# WORK INSTRUCTION
Retype every entry exactly, character for character.

# MATERIAL PROVIDED

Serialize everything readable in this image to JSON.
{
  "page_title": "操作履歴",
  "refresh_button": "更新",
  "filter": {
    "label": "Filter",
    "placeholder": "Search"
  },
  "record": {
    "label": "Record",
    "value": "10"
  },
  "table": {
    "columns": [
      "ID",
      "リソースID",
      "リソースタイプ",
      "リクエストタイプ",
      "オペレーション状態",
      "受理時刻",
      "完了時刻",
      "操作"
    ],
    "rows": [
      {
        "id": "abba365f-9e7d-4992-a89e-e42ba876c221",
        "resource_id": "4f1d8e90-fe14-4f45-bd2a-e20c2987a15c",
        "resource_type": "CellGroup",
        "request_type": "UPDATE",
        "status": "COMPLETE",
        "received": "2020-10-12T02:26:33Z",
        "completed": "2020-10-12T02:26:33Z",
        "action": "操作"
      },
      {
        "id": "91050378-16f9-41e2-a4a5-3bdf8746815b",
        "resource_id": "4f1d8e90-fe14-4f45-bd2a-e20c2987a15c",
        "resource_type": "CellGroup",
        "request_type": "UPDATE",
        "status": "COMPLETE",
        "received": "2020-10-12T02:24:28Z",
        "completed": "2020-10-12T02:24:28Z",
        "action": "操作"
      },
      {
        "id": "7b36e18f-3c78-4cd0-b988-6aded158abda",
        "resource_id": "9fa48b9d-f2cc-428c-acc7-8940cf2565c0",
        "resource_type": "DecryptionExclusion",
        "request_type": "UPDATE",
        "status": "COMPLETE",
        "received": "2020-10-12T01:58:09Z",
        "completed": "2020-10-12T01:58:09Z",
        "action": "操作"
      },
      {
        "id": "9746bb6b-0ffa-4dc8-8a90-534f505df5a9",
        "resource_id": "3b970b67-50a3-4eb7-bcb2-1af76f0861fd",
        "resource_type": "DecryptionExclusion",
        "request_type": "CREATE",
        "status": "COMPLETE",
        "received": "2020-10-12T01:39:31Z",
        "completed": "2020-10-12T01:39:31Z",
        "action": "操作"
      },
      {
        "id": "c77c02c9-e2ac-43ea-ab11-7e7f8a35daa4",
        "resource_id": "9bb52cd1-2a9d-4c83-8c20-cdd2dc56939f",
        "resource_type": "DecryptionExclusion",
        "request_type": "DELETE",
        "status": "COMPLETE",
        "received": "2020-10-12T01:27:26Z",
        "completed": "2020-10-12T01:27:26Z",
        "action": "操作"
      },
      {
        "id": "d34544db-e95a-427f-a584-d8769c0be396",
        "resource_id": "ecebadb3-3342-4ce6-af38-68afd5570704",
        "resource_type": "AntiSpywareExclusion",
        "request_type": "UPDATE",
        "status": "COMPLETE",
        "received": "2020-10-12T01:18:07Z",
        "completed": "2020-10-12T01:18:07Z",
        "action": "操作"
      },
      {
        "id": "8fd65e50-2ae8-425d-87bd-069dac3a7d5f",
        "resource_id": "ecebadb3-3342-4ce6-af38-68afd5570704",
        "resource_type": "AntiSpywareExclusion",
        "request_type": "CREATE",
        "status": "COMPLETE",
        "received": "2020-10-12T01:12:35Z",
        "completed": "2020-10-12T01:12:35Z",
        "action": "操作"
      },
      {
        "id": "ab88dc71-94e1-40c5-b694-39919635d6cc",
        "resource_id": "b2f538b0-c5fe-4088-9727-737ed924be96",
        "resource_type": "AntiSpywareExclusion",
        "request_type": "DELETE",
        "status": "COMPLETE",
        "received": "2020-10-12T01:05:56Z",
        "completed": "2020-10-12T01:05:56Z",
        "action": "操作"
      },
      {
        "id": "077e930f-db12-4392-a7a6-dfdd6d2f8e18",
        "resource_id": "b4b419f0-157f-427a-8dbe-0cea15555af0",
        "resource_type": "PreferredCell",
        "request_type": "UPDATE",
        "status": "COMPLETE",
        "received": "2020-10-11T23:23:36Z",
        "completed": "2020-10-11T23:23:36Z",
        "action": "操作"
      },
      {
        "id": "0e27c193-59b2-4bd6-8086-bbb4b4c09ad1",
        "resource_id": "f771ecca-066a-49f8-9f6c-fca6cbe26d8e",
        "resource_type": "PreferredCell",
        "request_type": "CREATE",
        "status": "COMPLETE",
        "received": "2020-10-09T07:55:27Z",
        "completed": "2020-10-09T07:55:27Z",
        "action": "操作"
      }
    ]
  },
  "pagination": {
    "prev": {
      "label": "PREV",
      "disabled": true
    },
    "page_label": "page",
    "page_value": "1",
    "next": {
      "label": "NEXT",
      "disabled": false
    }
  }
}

# ANSWER TO THIS TASK
Serialize everything readable in this image to JSON.
{
  "page_title": "操作履歴",
  "refresh_button": "更新",
  "filter": {
    "label": "Filter",
    "placeholder": "Search"
  },
  "record": {
    "label": "Record",
    "value": "10"
  },
  "table": {
    "columns": [
      "ID",
      "リソースID",
      "リソースタイプ",
      "リクエストタイプ",
      "オペレーション状態",
      "受理時刻",
      "完了時刻",
      "操作"
    ],
    "rows": [
      {
        "id": "abba365f-9e7d-4992-a89e-e42ba876c221",
        "resource_id": "4f1d8e90-fe14-4f45-bd2a-e20c2987a15c",
        "resource_type": "CellGroup",
        "request_type": "UPDATE",
        "status": "COMPLETE",
        "received": "2020-10-12T02:26:33Z",
        "completed": "2020-10-12T02:26:33Z",
        "action": "操作"
      },
      {
        "id": "91050378-16f9-41e2-a4a5-3bdf8746815b",
        "resource_id": "4f1d8e90-fe14-4f45-bd2a-e20c2987a15c",
        "resource_type": "CellGroup",
        "request_type": "UPDATE",
        "status": "COMPLETE",
        "received": "2020-10-12T02:24:28Z",
        "completed": "2020-10-12T02:24:28Z",
        "action": "操作"
      },
      {
        "id": "7b36e18f-3c78-4cd0-b988-6aded158abda",
        "resource_id": "9fa48b9d-f2cc-428c-acc7-8940cf2565c0",
        "resource_type": "DecryptionExclusion",
        "request_type": "UPDATE",
        "status": "COMPLETE",
        "received": "2020-10-12T01:58:09Z",
        "completed": "2020-10-12T01:58:09Z",
        "action": "操作"
      },
      {
        "id": "9746bb6b-0ffa-4dc8-8a90-534f505df5a9",
        "resource_id": "3b970b67-50a3-4eb7-bcb2-1af76f0861fd",
        "resource_type": "DecryptionExclusion",
        "request_type": "CREATE",
        "status": "COMPLETE",
        "received": "2020-10-12T01:39:31Z",
        "completed": "2020-10-12T01:39:31Z",
        "action": "操作"
      },
      {
        "id": "c77c02c9-e2ac-43ea-ab11-7e7f8a35daa4",
        "resource_id": "9bb52cd1-2a9d-4c83-8c20-cdd2dc56939f",
        "resource_type": "DecryptionExclusion",
        "request_type": "DELETE",
        "status": "COMPLETE",
        "received": "2020-10-12T01:27:26Z",
        "completed": "2020-10-12T01:27:26Z",
        "action": "操作"
      },
      {
        "id": "d34544db-e95a-427f-a584-d8769c0be396",
        "resource_id": "ecebadb3-3342-4ce6-af38-68afd5570704",
        "resource_type": "AntiSpywareExclusion",
        "request_type": "UPDATE",
        "status": "COMPLETE",
        "received": "2020-10-12T01:18:07Z",
        "completed": "2020-10-12T01:18:07Z",
        "action": "操作"
      },
      {
        "id": "8fd65e50-2ae8-425d-87bd-069dac3a7d5f",
        "resource_id": "ecebadb3-3342-4ce6-af38-68afd5570704",
        "resource_type": "AntiSpywareExclusion",
        "request_type": "CREATE",
        "status": "COMPLETE",
        "received": "2020-10-12T01:12:35Z",
        "completed": "2020-10-12T01:12:35Z",
        "action": "操作"
      },
      {
        "id": "ab88dc71-94e1-40c5-b694-39919635d6cc",
        "resource_id": "b2f538b0-c5fe-4088-9727-737ed924be96",
        "resource_type": "AntiSpywareExclusion",
        "request_type": "DELETE",
        "status": "COMPLETE",
        "received": "2020-10-12T01:05:56Z",
        "completed": "2020-10-12T01:05:56Z",
        "action": "操作"
      },
      {
        "id": "077e930f-db12-4392-a7a6-dfdd6d2f8e18",
        "resource_id": "b4b419f0-157f-427a-8dbe-0cea15555af0",
        "resource_type": "PreferredCell",
        "request_type": "UPDATE",
        "status": "COMPLETE",
        "received": "2020-10-11T23:23:36Z",
        "completed": "2020-10-11T23:23:36Z",
        "action": "操作"
      },
      {
        "id": "0e27c193-59b2-4bd6-8086-bbb4b4c09ad1",
        "resource_id": "f771ecca-066a-49f8-9f6c-fca6cbe26d8e",
        "resource_type": "PreferredCell",
        "request_type": "CREATE",
        "status": "COMPLETE",
        "received": "2020-10-09T07:55:27Z",
        "completed": "2020-10-09T07:55:27Z",
        "action": "操作"
      }
    ]
  },
  "pagination": {
    "prev": {
      "label": "PREV",
      "disabled": true
    },
    "page_label": "page",
    "page_value": "1",
    "next": {
      "label": "NEXT",
      "disabled": false
    }
  }
}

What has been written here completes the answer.